• **INSTRUCTIONS TO FOLLOW**: Write out the listing below exactly, and omit any images you find in it.

• **SUPPLIED MATERIAL**:
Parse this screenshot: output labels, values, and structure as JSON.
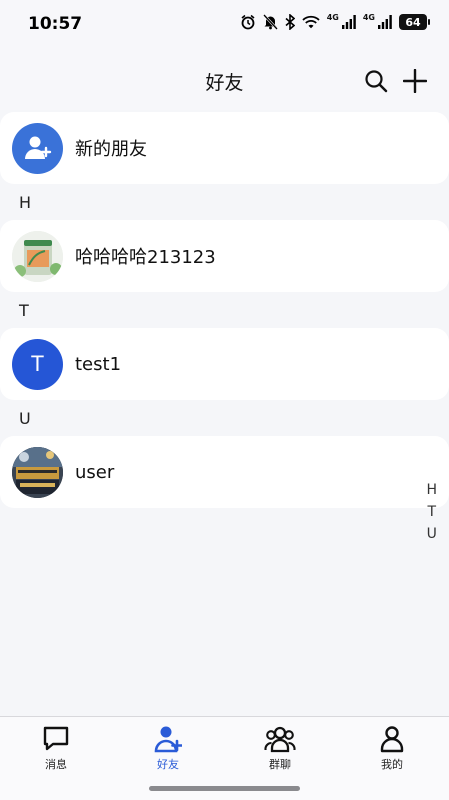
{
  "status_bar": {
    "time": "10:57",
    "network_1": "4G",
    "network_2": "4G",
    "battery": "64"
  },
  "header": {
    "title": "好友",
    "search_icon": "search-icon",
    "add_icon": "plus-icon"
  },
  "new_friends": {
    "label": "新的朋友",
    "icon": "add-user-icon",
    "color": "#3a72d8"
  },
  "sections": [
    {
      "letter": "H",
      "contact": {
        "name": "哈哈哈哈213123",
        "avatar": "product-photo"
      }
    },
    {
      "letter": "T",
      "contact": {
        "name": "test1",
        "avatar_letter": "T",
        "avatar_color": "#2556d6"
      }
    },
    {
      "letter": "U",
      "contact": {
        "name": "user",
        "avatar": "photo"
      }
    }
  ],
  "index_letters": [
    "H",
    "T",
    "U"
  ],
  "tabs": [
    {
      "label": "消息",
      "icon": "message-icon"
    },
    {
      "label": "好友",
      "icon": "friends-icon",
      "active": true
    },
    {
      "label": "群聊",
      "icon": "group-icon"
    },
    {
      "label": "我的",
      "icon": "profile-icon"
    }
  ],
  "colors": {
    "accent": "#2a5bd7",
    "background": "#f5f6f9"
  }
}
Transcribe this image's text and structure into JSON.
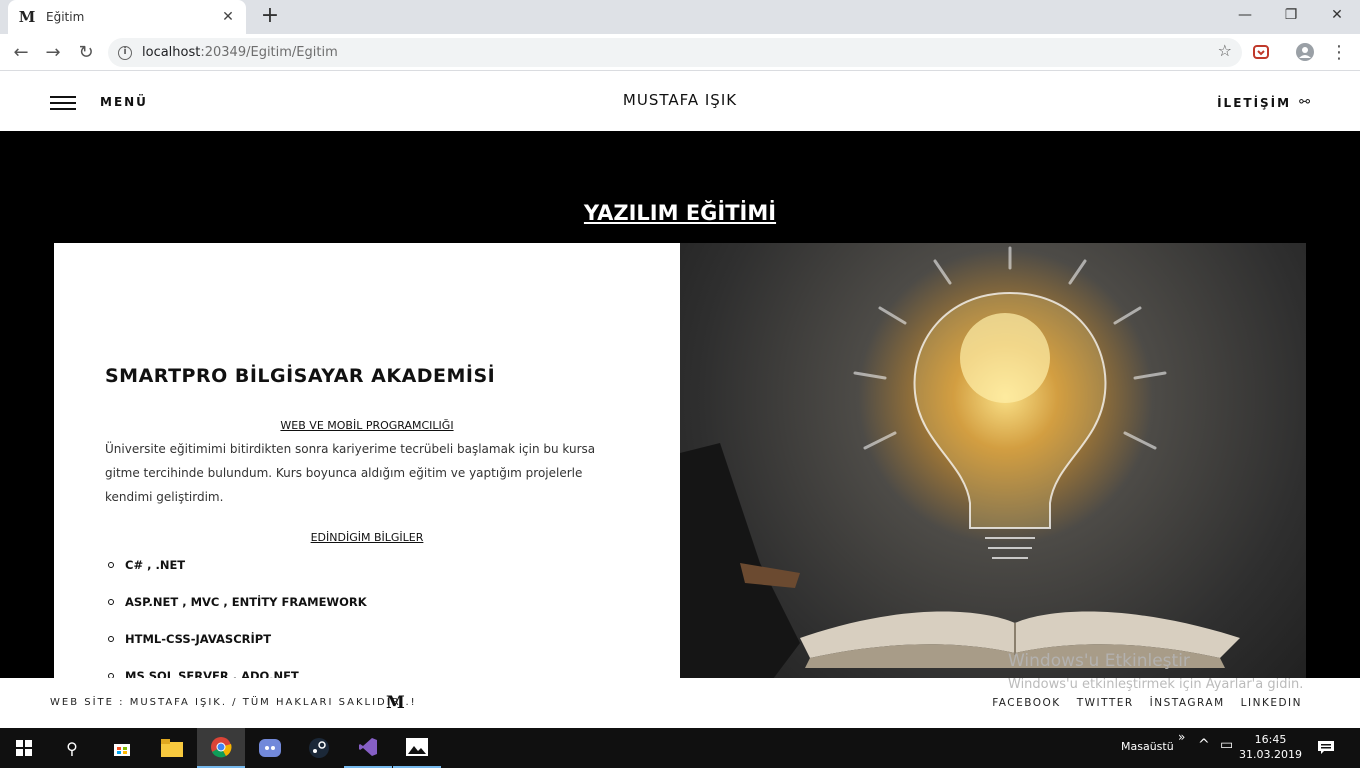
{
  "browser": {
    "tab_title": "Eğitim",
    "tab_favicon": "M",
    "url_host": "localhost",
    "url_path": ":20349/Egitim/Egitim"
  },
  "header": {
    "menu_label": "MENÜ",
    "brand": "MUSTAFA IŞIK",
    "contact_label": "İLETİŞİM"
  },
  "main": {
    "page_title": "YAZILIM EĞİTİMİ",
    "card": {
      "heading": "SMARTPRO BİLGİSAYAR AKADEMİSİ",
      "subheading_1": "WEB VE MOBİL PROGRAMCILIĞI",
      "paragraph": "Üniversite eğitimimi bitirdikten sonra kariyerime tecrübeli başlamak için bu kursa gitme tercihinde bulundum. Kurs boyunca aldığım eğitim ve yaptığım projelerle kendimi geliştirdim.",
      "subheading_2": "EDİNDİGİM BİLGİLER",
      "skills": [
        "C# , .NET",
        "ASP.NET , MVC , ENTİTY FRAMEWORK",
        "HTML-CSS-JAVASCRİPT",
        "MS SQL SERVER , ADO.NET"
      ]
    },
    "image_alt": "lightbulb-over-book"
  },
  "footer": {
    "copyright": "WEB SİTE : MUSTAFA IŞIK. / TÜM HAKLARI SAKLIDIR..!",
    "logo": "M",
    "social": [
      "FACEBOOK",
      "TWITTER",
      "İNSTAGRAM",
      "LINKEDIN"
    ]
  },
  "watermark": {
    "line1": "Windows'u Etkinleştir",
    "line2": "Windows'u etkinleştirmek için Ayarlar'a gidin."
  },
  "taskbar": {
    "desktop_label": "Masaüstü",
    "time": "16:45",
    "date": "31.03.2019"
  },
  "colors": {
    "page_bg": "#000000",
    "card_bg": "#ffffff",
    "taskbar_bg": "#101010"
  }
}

• **RESPONSE BELOW**:
Parse this screenshot: output labels, values, and structure as JSON.
{
  "status_bar": {
    "time": "10:57",
    "network_1": "4G",
    "network_2": "4G",
    "battery": "64"
  },
  "header": {
    "title": "好友",
    "search_icon": "search-icon",
    "add_icon": "plus-icon"
  },
  "new_friends": {
    "label": "新的朋友",
    "icon": "add-user-icon",
    "color": "#3a72d8"
  },
  "sections": [
    {
      "letter": "H",
      "contact": {
        "name": "哈哈哈哈213123",
        "avatar": "product-photo"
      }
    },
    {
      "letter": "T",
      "contact": {
        "name": "test1",
        "avatar_letter": "T",
        "avatar_color": "#2556d6"
      }
    },
    {
      "letter": "U",
      "contact": {
        "name": "user",
        "avatar": "photo"
      }
    }
  ],
  "index_letters": [
    "H",
    "T",
    "U"
  ],
  "tabs": [
    {
      "label": "消息",
      "icon": "message-icon"
    },
    {
      "label": "好友",
      "icon": "friends-icon",
      "active": true
    },
    {
      "label": "群聊",
      "icon": "group-icon"
    },
    {
      "label": "我的",
      "icon": "profile-icon"
    }
  ],
  "colors": {
    "accent": "#2a5bd7",
    "background": "#f5f6f9"
  }
}
Transcribe this image's text and structure into JSON.
{
  "browser": {
    "tab_title": "Eğitim",
    "tab_favicon": "M",
    "url_host": "localhost",
    "url_path": ":20349/Egitim/Egitim"
  },
  "header": {
    "menu_label": "MENÜ",
    "brand": "MUSTAFA IŞIK",
    "contact_label": "İLETİŞİM"
  },
  "main": {
    "page_title": "YAZILIM EĞİTİMİ",
    "card": {
      "heading": "SMARTPRO BİLGİSAYAR AKADEMİSİ",
      "subheading_1": "WEB VE MOBİL PROGRAMCILIĞI",
      "paragraph": "Üniversite eğitimimi bitirdikten sonra kariyerime tecrübeli başlamak için bu kursa gitme tercihinde bulundum. Kurs boyunca aldığım eğitim ve yaptığım projelerle kendimi geliştirdim.",
      "subheading_2": "EDİNDİGİM BİLGİLER",
      "skills": [
        "C# , .NET",
        "ASP.NET , MVC , ENTİTY FRAMEWORK",
        "HTML-CSS-JAVASCRİPT",
        "MS SQL SERVER , ADO.NET"
      ]
    },
    "image_alt": "lightbulb-over-book"
  },
  "footer": {
    "copyright": "WEB SİTE : MUSTAFA IŞIK. / TÜM HAKLARI SAKLIDIR..!",
    "logo": "M",
    "social": [
      "FACEBOOK",
      "TWITTER",
      "İNSTAGRAM",
      "LINKEDIN"
    ]
  },
  "watermark": {
    "line1": "Windows'u Etkinleştir",
    "line2": "Windows'u etkinleştirmek için Ayarlar'a gidin."
  },
  "taskbar": {
    "desktop_label": "Masaüstü",
    "time": "16:45",
    "date": "31.03.2019"
  },
  "colors": {
    "page_bg": "#000000",
    "card_bg": "#ffffff",
    "taskbar_bg": "#101010"
  }
}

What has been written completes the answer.